_Task instructions_. Each line below should be repeated exactly, but no picture should be carried over.

_Record excerpts_.
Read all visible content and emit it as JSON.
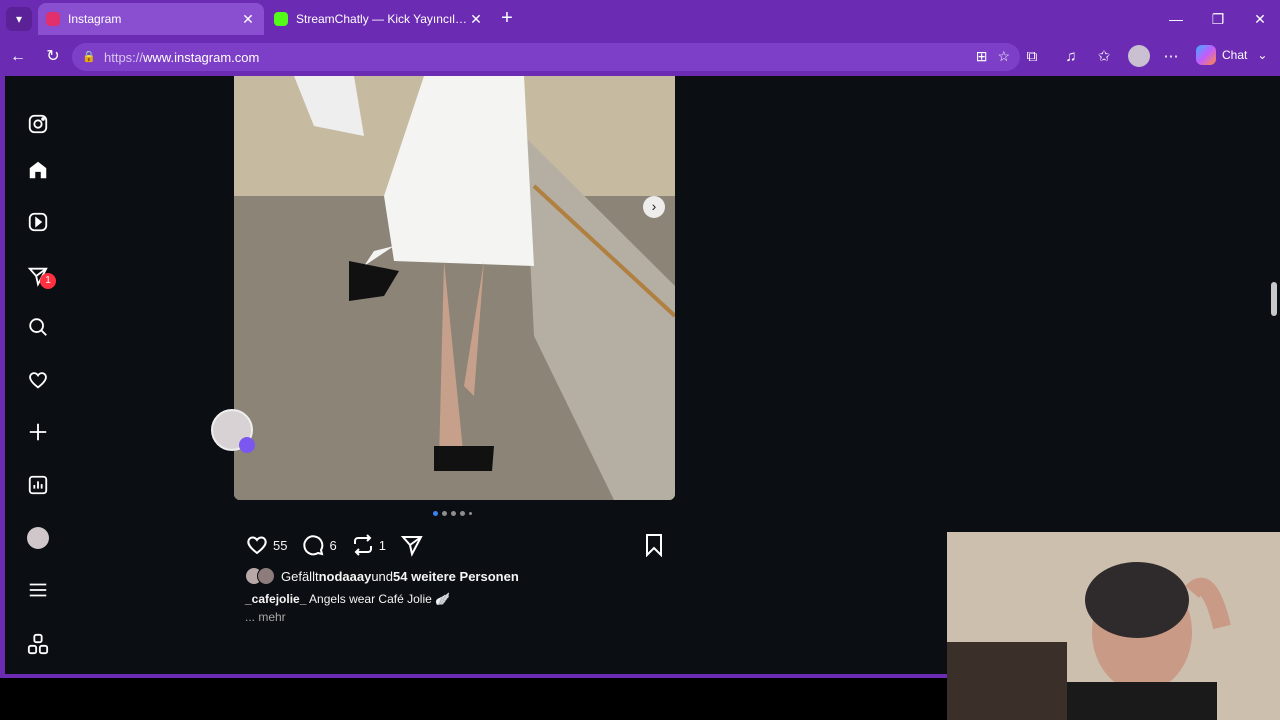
{
  "browser": {
    "tabs": [
      {
        "title": "Instagram",
        "favicon_color": "#e1306c",
        "active": true
      },
      {
        "title": "StreamChatly — Kick Yayıncıları için",
        "favicon_color": "#53fc18",
        "active": false
      }
    ],
    "address": {
      "protocol": "https://",
      "host": "www.instagram.com"
    },
    "copilot_label": "Chat"
  },
  "sidebar": {
    "icons": [
      "instagram-logo-icon",
      "home-icon",
      "reels-icon",
      "messages-icon",
      "search-icon",
      "notifications-icon",
      "create-icon",
      "dashboard-icon",
      "profile-icon",
      "menu-icon",
      "also-from-meta-icon"
    ],
    "messages_badge": "1"
  },
  "post": {
    "carousel_position": {
      "current": 1,
      "total": 5
    },
    "likes_count": "55",
    "comments_count": "6",
    "reposts_count": "1",
    "liked_by_prefix": "Gefällt ",
    "liked_by_user": "nodaaay",
    "liked_by_join": " und ",
    "liked_by_others": "54 weitere Personen",
    "caption_user": "_cafejolie_",
    "caption_text": " Angels wear Café Jolie 🪽",
    "more_label": "... mehr"
  },
  "colors": {
    "browser_accent": "#6b2bb3",
    "page_bg": "#0b0e12",
    "badge": "#ff3040"
  }
}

_Output for this task_.
Read all visible content and emit it as JSON.
{
  "browser": {
    "tabs": [
      {
        "title": "Instagram",
        "favicon_color": "#e1306c",
        "active": true
      },
      {
        "title": "StreamChatly — Kick Yayıncıları için",
        "favicon_color": "#53fc18",
        "active": false
      }
    ],
    "address": {
      "protocol": "https://",
      "host": "www.instagram.com"
    },
    "copilot_label": "Chat"
  },
  "sidebar": {
    "icons": [
      "instagram-logo-icon",
      "home-icon",
      "reels-icon",
      "messages-icon",
      "search-icon",
      "notifications-icon",
      "create-icon",
      "dashboard-icon",
      "profile-icon",
      "menu-icon",
      "also-from-meta-icon"
    ],
    "messages_badge": "1"
  },
  "post": {
    "carousel_position": {
      "current": 1,
      "total": 5
    },
    "likes_count": "55",
    "comments_count": "6",
    "reposts_count": "1",
    "liked_by_prefix": "Gefällt ",
    "liked_by_user": "nodaaay",
    "liked_by_join": " und ",
    "liked_by_others": "54 weitere Personen",
    "caption_user": "_cafejolie_",
    "caption_text": " Angels wear Café Jolie 🪽",
    "more_label": "... mehr"
  },
  "colors": {
    "browser_accent": "#6b2bb3",
    "page_bg": "#0b0e12",
    "badge": "#ff3040"
  }
}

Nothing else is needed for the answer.